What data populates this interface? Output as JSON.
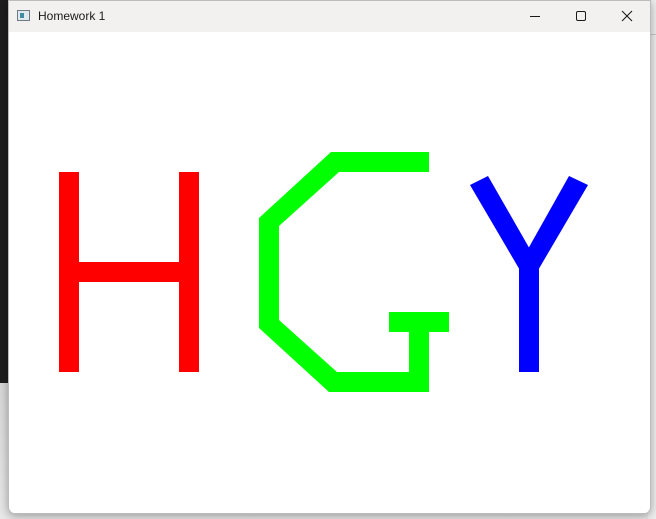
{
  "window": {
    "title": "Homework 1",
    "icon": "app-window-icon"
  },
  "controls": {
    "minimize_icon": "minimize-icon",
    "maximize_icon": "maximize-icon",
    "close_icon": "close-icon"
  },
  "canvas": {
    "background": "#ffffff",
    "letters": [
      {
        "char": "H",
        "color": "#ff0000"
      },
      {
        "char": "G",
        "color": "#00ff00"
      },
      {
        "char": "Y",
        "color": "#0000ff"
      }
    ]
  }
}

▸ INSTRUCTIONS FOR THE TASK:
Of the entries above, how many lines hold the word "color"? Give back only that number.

▸ SOLUTION BELOW:
3